I’ve been thinking a lot about what my cycling goals are for this year. I’d like to finish Almanzo, the Gravel Metric, and Chequamegon (strongly), and ride well and have fun all year. What’s funny is that I feel as though I’ve turned a bit of a corner with my biking goals. I have logged enough miles to have a good base of ability. I don’t really feel a compelling need to be the fastest, on a group ride or otherwise. For some reason, the competitive spirit is tapering off a bit. When I think about it, what I really want to be is a good domestique. I want to ride well with others. To be predictable. To do good, honest, praiseworthy pulls. To give a good draft. To bring others up into the pack. To not get dropped, but also to not push hard at the wrong times and drop others. To ride with a team, not just for myself.
I really like the concept of gentleman’s races (though I wish there were a gender neutral name for them, as I am becoming increasingly aware of the gender bias in cycling). Ride as a team, finish or fail as a team. Trust your teammates, support your teammates, work together.
I have to admit, when I first learned of the position of domestique in pro cycling, I didn’t understand it. Why would you ride without the intention of winning?

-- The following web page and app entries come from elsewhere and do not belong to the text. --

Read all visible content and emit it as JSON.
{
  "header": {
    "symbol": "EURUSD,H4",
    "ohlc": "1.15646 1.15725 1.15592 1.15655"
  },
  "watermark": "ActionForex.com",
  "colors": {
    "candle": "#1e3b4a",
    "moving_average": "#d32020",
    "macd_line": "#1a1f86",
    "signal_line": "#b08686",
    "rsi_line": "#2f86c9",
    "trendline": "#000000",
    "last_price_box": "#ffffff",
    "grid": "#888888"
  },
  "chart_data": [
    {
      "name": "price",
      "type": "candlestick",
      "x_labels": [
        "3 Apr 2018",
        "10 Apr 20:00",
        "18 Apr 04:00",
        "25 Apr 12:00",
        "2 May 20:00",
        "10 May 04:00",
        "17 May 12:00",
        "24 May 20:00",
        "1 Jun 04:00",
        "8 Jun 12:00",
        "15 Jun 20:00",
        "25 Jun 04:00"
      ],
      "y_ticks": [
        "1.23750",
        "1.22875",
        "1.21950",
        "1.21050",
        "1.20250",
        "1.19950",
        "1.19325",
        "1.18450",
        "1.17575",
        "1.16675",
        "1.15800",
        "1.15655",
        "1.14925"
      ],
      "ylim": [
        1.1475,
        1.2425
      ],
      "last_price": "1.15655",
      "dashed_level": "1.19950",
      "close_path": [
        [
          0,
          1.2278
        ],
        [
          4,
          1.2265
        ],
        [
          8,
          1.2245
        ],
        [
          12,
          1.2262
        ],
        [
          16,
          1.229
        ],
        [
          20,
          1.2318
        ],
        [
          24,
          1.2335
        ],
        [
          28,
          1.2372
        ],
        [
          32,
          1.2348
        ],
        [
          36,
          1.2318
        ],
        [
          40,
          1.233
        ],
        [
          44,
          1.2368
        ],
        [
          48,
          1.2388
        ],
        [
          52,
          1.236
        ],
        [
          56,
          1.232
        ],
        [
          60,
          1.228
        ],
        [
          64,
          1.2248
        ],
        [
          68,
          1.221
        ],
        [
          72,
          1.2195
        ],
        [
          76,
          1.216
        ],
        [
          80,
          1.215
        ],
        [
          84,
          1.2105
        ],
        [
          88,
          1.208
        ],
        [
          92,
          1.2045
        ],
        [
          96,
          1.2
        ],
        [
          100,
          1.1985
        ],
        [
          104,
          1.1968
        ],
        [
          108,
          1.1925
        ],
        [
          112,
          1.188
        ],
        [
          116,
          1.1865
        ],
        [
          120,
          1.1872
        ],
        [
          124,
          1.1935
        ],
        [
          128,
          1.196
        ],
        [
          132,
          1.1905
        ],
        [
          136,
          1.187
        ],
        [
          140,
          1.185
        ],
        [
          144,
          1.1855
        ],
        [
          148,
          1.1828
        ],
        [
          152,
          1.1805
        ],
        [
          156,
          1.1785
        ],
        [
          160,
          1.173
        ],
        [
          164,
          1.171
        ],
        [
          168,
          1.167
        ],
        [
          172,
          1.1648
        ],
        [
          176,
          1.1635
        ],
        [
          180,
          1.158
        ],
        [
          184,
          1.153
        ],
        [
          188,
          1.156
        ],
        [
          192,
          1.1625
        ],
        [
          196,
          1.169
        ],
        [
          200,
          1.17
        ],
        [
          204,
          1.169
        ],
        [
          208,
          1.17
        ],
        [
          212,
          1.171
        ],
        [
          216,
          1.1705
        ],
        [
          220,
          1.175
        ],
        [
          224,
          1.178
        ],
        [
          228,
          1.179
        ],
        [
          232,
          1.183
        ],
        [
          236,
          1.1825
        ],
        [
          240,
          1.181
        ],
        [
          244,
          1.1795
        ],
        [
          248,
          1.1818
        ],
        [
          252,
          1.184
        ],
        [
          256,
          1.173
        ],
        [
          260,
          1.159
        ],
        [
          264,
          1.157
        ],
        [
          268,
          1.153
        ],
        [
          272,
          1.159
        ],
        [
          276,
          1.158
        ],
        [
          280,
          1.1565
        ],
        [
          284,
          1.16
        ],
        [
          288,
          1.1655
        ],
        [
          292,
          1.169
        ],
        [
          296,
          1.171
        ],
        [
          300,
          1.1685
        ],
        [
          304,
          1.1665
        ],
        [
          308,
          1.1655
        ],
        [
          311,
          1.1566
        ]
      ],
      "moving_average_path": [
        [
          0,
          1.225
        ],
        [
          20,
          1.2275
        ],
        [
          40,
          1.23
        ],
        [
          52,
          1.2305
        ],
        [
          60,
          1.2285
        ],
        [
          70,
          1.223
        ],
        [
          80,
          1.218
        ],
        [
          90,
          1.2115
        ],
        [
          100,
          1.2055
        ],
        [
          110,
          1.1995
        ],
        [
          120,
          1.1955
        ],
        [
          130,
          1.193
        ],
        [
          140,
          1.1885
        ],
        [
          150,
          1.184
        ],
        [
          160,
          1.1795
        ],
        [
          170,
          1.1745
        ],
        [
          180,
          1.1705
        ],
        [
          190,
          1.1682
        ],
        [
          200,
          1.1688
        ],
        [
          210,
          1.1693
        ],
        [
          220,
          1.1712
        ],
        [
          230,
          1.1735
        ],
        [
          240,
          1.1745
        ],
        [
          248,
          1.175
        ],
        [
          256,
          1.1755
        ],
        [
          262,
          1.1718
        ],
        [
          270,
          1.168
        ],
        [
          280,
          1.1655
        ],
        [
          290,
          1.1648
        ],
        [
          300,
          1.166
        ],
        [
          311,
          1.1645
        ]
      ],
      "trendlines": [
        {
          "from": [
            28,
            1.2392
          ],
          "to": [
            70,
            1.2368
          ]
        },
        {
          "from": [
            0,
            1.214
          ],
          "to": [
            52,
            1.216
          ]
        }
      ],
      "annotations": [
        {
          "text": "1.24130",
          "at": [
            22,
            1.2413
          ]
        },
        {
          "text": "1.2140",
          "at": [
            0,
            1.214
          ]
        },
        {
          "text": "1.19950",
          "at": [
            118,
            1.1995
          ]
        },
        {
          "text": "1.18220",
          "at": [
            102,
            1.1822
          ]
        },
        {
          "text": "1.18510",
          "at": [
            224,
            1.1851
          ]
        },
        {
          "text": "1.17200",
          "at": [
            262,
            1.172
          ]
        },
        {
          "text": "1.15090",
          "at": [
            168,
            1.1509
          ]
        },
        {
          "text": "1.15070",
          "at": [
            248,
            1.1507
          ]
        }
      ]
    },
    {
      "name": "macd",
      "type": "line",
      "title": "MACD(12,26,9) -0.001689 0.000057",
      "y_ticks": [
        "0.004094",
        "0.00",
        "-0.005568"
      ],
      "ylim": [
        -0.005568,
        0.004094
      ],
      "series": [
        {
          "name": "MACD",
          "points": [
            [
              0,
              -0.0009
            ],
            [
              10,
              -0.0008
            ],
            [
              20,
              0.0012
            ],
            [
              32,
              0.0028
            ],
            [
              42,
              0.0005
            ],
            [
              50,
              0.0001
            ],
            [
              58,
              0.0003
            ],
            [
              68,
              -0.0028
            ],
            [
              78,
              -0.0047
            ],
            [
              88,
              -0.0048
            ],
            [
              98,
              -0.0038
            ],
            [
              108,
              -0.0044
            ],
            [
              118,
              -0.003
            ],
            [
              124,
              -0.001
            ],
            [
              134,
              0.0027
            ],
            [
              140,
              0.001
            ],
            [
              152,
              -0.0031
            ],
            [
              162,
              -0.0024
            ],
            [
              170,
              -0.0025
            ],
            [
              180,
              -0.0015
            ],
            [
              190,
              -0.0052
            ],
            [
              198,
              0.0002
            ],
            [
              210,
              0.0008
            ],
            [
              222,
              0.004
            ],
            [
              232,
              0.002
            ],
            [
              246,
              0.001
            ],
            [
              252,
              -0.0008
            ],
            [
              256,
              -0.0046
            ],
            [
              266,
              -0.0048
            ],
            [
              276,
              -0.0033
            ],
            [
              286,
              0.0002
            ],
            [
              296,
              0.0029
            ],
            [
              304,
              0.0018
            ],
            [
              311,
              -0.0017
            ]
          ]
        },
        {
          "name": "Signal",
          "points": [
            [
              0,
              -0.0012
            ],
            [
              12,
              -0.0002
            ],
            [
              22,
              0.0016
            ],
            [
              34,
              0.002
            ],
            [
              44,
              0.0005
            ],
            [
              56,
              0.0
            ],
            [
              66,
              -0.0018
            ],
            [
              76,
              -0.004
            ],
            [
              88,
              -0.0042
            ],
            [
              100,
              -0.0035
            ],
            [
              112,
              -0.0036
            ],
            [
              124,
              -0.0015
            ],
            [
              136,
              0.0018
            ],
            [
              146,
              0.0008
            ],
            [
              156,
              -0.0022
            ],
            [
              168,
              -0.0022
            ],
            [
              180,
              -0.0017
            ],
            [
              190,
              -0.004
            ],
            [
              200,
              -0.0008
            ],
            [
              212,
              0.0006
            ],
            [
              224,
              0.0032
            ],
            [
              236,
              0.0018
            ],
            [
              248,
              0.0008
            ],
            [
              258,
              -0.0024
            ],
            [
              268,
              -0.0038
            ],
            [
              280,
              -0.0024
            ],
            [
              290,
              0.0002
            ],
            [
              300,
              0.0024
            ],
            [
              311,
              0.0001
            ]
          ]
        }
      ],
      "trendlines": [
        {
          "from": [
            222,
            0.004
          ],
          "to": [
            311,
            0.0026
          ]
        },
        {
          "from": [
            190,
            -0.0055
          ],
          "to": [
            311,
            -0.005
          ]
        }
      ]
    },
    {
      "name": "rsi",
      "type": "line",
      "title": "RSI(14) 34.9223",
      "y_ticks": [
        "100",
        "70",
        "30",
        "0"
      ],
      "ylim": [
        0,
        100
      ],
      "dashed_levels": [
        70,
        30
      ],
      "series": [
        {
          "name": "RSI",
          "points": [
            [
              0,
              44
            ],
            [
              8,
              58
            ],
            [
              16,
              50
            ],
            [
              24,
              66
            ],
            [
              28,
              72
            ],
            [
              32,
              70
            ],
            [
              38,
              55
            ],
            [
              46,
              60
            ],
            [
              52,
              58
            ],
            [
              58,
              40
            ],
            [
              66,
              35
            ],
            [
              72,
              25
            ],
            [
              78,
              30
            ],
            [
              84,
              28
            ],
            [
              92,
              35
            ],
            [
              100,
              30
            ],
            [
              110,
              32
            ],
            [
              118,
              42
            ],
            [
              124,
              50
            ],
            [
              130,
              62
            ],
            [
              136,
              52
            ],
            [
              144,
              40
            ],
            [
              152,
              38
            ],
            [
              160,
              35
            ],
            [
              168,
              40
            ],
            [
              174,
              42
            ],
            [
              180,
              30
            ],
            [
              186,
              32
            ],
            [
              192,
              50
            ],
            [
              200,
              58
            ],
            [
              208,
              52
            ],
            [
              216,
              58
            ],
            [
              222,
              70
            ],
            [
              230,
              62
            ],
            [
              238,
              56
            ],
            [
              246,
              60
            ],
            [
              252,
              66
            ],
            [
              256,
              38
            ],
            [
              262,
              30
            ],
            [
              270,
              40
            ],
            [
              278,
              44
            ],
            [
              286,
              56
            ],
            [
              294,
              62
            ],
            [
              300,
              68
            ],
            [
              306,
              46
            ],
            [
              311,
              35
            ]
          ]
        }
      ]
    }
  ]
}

Or perhaps to state it another way–why would you ride with the accepted intention of helping someone else to win even at the risk of sacrificing your own success? I suspect that the pros in the peleton have different motivations than I, but I’d like to be a little more Jens Voight-like in supporting my fellow riders than in seeking personal success. Is there a cop-out in this? Is there safety in claiming to have satisfaction from helping others and thus avoiding confrontation with not winning individually? Will my competitive spirit overcome this early season calm, and push me to different mid-season efforts? Meh. Time will tell. But I’m at peace with it right now, so let’s live in the moment a bit.